Given two of the four values for resistance (R), voltage (V), current (I), and power (P), this solver calculates the remaining two values. When dealing with AC, use the RMS voltage or RMS current.

For reference, the equation shown in the following figure can be used to determine how the values are calculated. To use it, select the quantity you want to find from the inner circle to find the three equations located within its quadrant that yield the selected quantity.

It is worth noting that Ohm’s Law is useful for finding values in more than just resistors. For instance, suppose you have a three terminal voltage regulator as shown in the following figure.

Knowing that the adjustment pin (the one attached to ground) has very little current flowing out of it and can therefore be ignored, you can determine the amount of power dissipated by the regulator. The voltage across the regulator (the difference between the unregulated and regulated voltage) and the current flowing through it (the current used by the load) can be used to determine the power dissipated by the regulator. This information is useful in determining if a heat sink is needed and if so, how large it should be.

In general, Ohm’s law can be used in any DC circuit with little hesitation. This even applies to devices such as motors. In the case of a motor, part of the power comes out as heat due to motor efficiency and part as mechanical power.

In AC circuits some caution is in order. When dealing with reactive components (inductor and capacitors), or other devices that cause a phase shift between the voltage and current, Ohm’s Law cannot be applied directly.
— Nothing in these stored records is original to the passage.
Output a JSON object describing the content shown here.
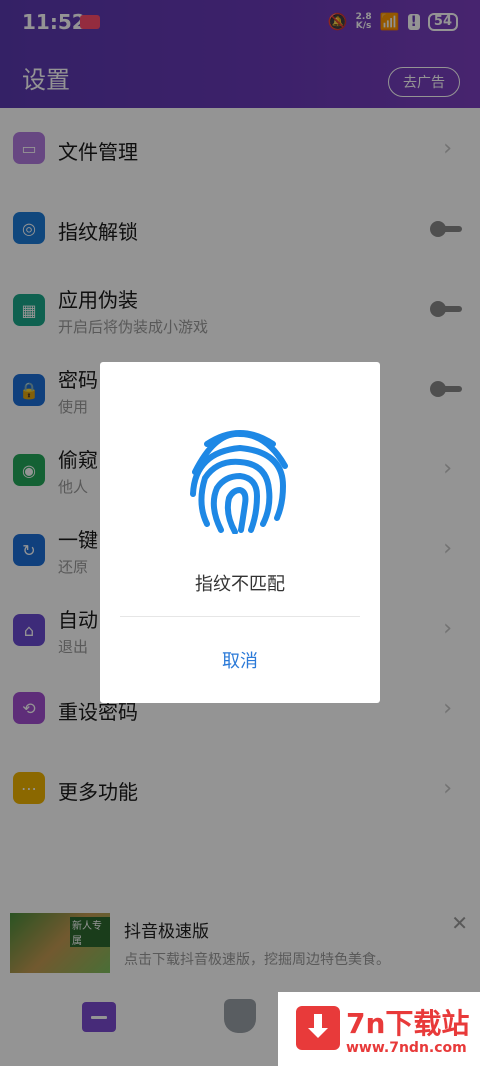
{
  "status": {
    "time": "11:52",
    "speed_value": "2.8",
    "speed_unit": "K/s",
    "battery": "54"
  },
  "header": {
    "title": "设置",
    "no_ads_label": "去广告"
  },
  "settings": {
    "file_manage": "文件管理",
    "fingerprint": "指纹解锁",
    "disguise": "应用伪装",
    "disguise_sub": "开启后将伪装成小游戏",
    "password": "密码",
    "password_sub": "使用",
    "peek": "偷窥",
    "peek_sub": "他人",
    "one_key": "一键",
    "one_key_sub": "还原",
    "auto": "自动",
    "auto_sub": "退出",
    "reset_pw": "重设密码",
    "more": "更多功能"
  },
  "ad": {
    "title": "抖音极速版",
    "subtitle": "点击下载抖音极速版，挖掘周边特色美食。",
    "image_text": "新人专属"
  },
  "dialog": {
    "message": "指纹不匹配",
    "cancel": "取消"
  },
  "watermark": {
    "title": "7n下载站",
    "url": "www.7ndn.com"
  },
  "colors": {
    "header": "#6a3ab8",
    "accent": "#2b7ad8",
    "fingerprint": "#1e88e5"
  }
}
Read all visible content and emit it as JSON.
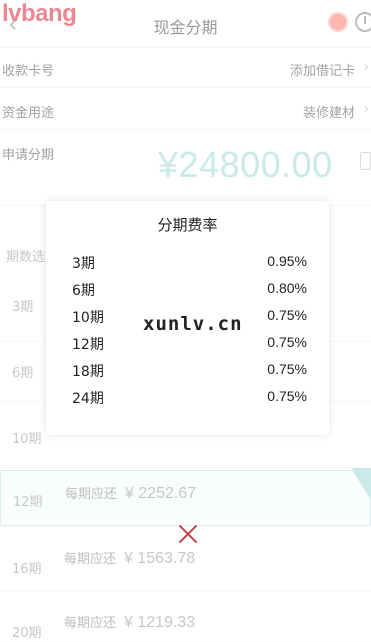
{
  "brand_watermark": "lvbang",
  "header": {
    "title": "现金分期"
  },
  "form": {
    "card_label": "收款卡号",
    "card_value": "添加借记卡",
    "purpose_label": "资金用途",
    "purpose_value": "装修建材",
    "apply_label": "申请分期",
    "amount": "¥24800.00",
    "period_select_label": "期数选择"
  },
  "periods": [
    {
      "name": "3期"
    },
    {
      "name": "6期"
    },
    {
      "name": "10期"
    },
    {
      "name": "12期",
      "repay_label": "每期应还",
      "repay_amount": "¥ 2252.67"
    },
    {
      "name": "16期",
      "repay_label": "每期应还",
      "repay_amount": "¥ 1563.78"
    },
    {
      "name": "20期",
      "repay_label": "每期应还",
      "repay_amount": "¥ 1219.33"
    }
  ],
  "popup": {
    "title": "分期费率",
    "rates": [
      {
        "period": "3期",
        "rate": "0.95%"
      },
      {
        "period": "6期",
        "rate": "0.80%"
      },
      {
        "period": "10期",
        "rate": "0.75%"
      },
      {
        "period": "12期",
        "rate": "0.75%"
      },
      {
        "period": "18期",
        "rate": "0.75%"
      },
      {
        "period": "24期",
        "rate": "0.75%"
      }
    ]
  },
  "center_watermark": "xunlv.cn",
  "colors": {
    "accent": "#9fd9d4",
    "brand_watermark": "#d8263a",
    "close": "#c0474f"
  }
}
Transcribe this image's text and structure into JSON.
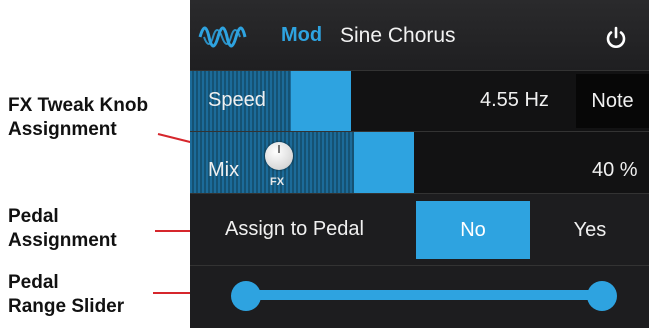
{
  "header": {
    "category": "Mod",
    "model": "Sine Chorus",
    "icons": {
      "model": "sine-wave-icon",
      "power": "power-icon"
    }
  },
  "params": {
    "speed": {
      "label": "Speed",
      "value": "4.55 Hz",
      "note_label": "Note",
      "level": 0.35
    },
    "mix": {
      "label": "Mix",
      "value": "40 %",
      "fx_tag": "FX",
      "level": 0.4
    }
  },
  "pedal": {
    "assign_label": "Assign to Pedal",
    "options": [
      "No",
      "Yes"
    ],
    "selected": "No",
    "range": [
      0,
      1
    ]
  },
  "callouts": {
    "fx_knob": "FX Tweak Knob\nAssignment",
    "pedal_assign": "Pedal\nAssignment",
    "pedal_range": "Pedal\nRange Slider"
  },
  "colors": {
    "accent": "#2ea3e0",
    "callout_line": "#d6262c"
  }
}
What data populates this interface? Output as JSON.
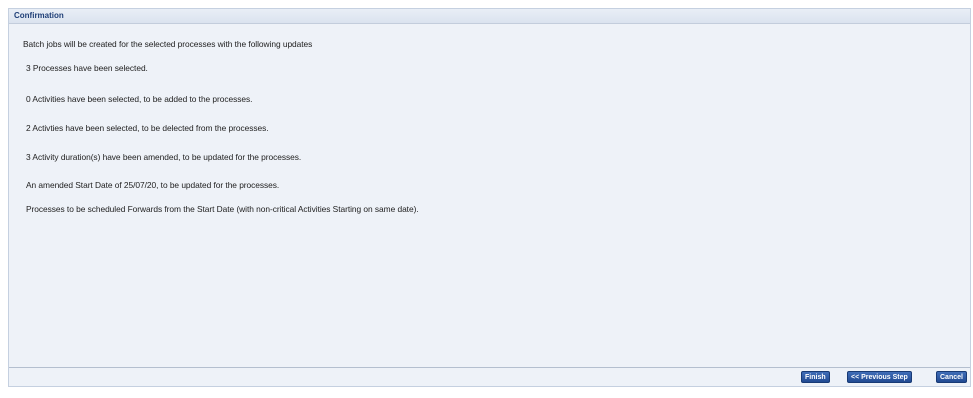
{
  "panel": {
    "title": "Confirmation"
  },
  "messages": {
    "intro": "Batch jobs will be created for the selected processes with the following updates",
    "processes_selected": "3 Processes have been selected.",
    "activities_added": "0 Activities have been selected, to be added to the processes.",
    "activities_deleted": "2 Activties have been selected, to be delected from the processes.",
    "durations_amended": "3 Activity duration(s) have been amended, to be updated for the processes.",
    "start_date": "An amended Start Date of 25/07/20, to be updated for the processes.",
    "scheduling": "Processes to be scheduled Forwards from the Start Date (with non-critical Activities Starting on same date)."
  },
  "buttons": {
    "finish": "Finish",
    "previous": "<< Previous Step",
    "cancel": "Cancel"
  },
  "colors": {
    "header_text": "#1f3f77",
    "button_bg": "#2b559e",
    "panel_bg": "#eef2f8"
  }
}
The phase shift between the voltage and the current must be accounted for and treating it like a DC circuit will most probably lead to wildly inaccurate results.